BLYDENBURGH .". MAGONE,
(Circuit Court, S. D. Nt;W York. December 5, 11l89.)
CuSTOMS DUTIES-CLASSIFJOATION-eHlNESB RUSH.
".straw unmanufactured. "
this cOuntry, and therefore free of duty, under the tariff act of March 3,1888, as
Unmapufactured rush, imported from China, cured, but not split or dyed, held to be "straw, " within the common acceptation and definition of that word as used in

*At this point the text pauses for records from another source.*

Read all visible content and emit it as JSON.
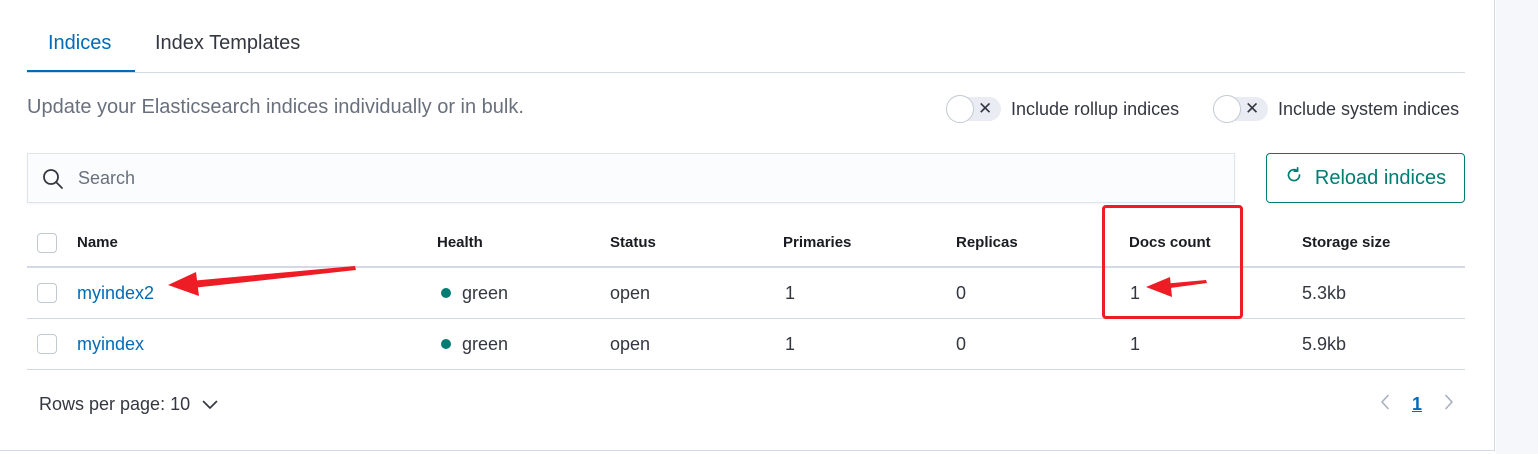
{
  "tabs": [
    {
      "label": "Indices",
      "active": true
    },
    {
      "label": "Index Templates",
      "active": false
    }
  ],
  "description": "Update your Elasticsearch indices individually or in bulk.",
  "toggles": {
    "rollup": {
      "label": "Include rollup indices",
      "checked": false
    },
    "system": {
      "label": "Include system indices",
      "checked": false
    }
  },
  "search": {
    "placeholder": "Search",
    "value": ""
  },
  "reload_button": {
    "label": "Reload indices"
  },
  "table": {
    "columns": [
      "Name",
      "Health",
      "Status",
      "Primaries",
      "Replicas",
      "Docs count",
      "Storage size"
    ],
    "rows": [
      {
        "name": "myindex2",
        "health": "green",
        "status": "open",
        "primaries": "1",
        "replicas": "0",
        "docs_count": "1",
        "storage_size": "5.3kb"
      },
      {
        "name": "myindex",
        "health": "green",
        "status": "open",
        "primaries": "1",
        "replicas": "0",
        "docs_count": "1",
        "storage_size": "5.9kb"
      }
    ]
  },
  "pagination": {
    "rows_per_page_label": "Rows per page: 10",
    "current_page": "1"
  },
  "colors": {
    "primary": "#006bb8",
    "success": "#017d73",
    "health_green": "#017d73",
    "annotation": "#ee1c25"
  }
}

At LaW. Action to recover back customs duties. On motion for directionof verdict. This was an action to .recover moneys exacted as duties upon certain unmanufactured rush imported by the plaintiff, Jesse L. Blydenburgh, from Qhina,in the year 1887. The merchandise in suit consisted of small rushes cut from a tall grass or plant which grows in the neighborhood of Canton, on soil along thtl river. There is a regular delta there, and all through that region there are miles of 1jerritory where this grass grow'S wild. It is cut by the natives. In its original state it is a three-cornered grass. The sample of the merchandise in suit representing the impo.rtation showed that it had been cut and cured, but nut split or dyed. When cured, split, and dyed, it is used in China for the manufacture of matting, but it is not so used without being cured and split. It does not bear any grain. It is not f\dible. The defendant, collector of the port of New York, exacted a duty of 10 per cent. on the entry of this merchandise under section 2513, Rev. St. U. S., as a "raw or unmanufactured article not therein enumerated or provided for." The pla!otiff duly protested and appealed against said exaction of duty thereon, claiming the merchandise to be free of duty, under section of March 3,1883,) under paragraph 796, (Tariff Inrlex t 2503, ld., oew,) as "straw unmanufactured," or, under the same section, par. 636 p